---------- Records for this task
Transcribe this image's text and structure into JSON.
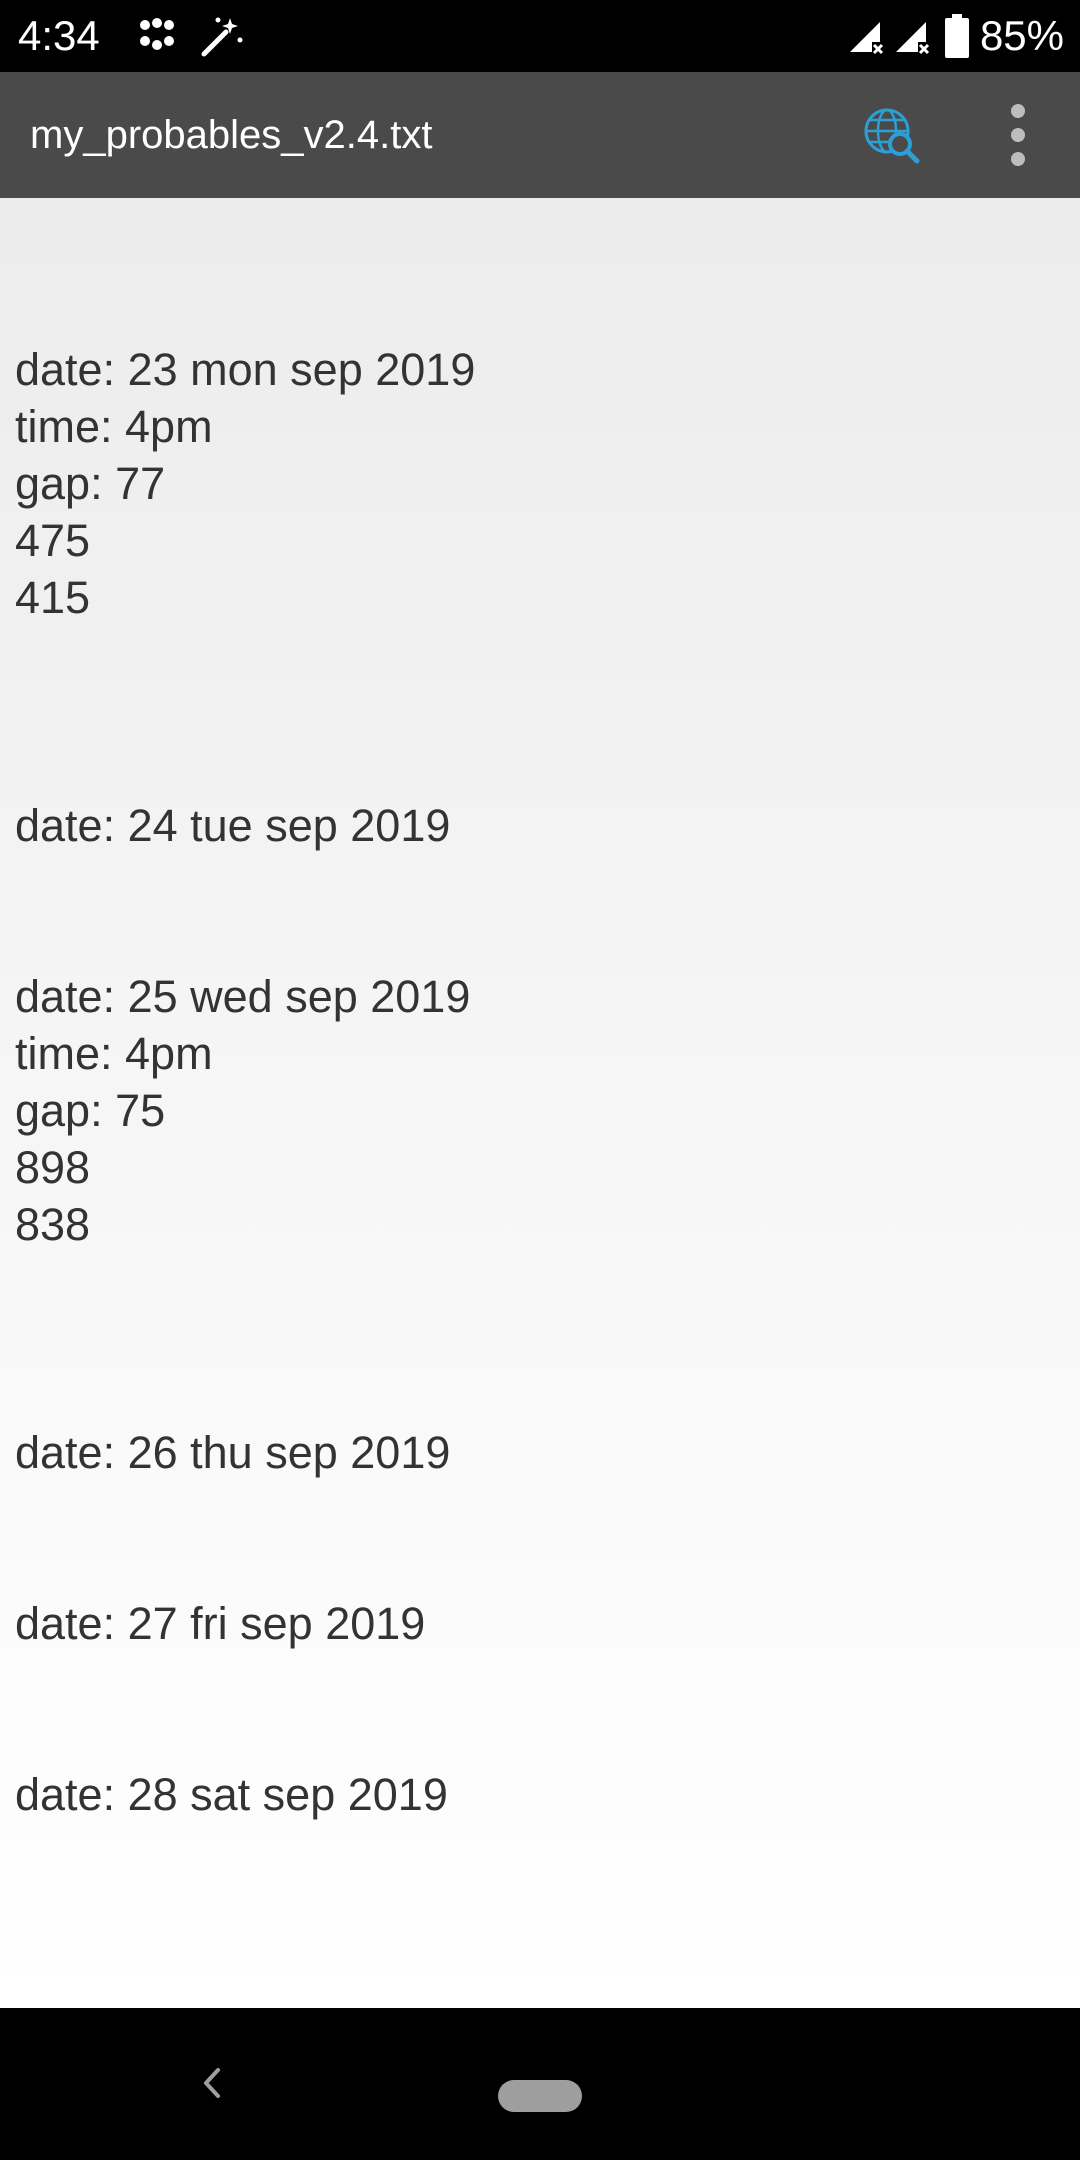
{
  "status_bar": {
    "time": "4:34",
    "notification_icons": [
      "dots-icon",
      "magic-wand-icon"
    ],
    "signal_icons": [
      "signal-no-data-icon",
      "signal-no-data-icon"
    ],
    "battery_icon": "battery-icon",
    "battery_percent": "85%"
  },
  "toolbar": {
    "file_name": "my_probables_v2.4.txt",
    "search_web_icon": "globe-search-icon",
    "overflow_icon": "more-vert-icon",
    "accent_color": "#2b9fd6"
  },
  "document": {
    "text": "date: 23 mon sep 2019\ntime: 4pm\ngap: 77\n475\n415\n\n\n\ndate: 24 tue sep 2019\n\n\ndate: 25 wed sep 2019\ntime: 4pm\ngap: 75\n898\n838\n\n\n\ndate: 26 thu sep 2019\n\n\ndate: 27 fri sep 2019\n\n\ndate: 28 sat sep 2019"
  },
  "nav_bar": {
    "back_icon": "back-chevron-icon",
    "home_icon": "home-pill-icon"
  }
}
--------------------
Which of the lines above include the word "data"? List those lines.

Exercise result:
      "signal-no-data-icon",
      "signal-no-data-icon"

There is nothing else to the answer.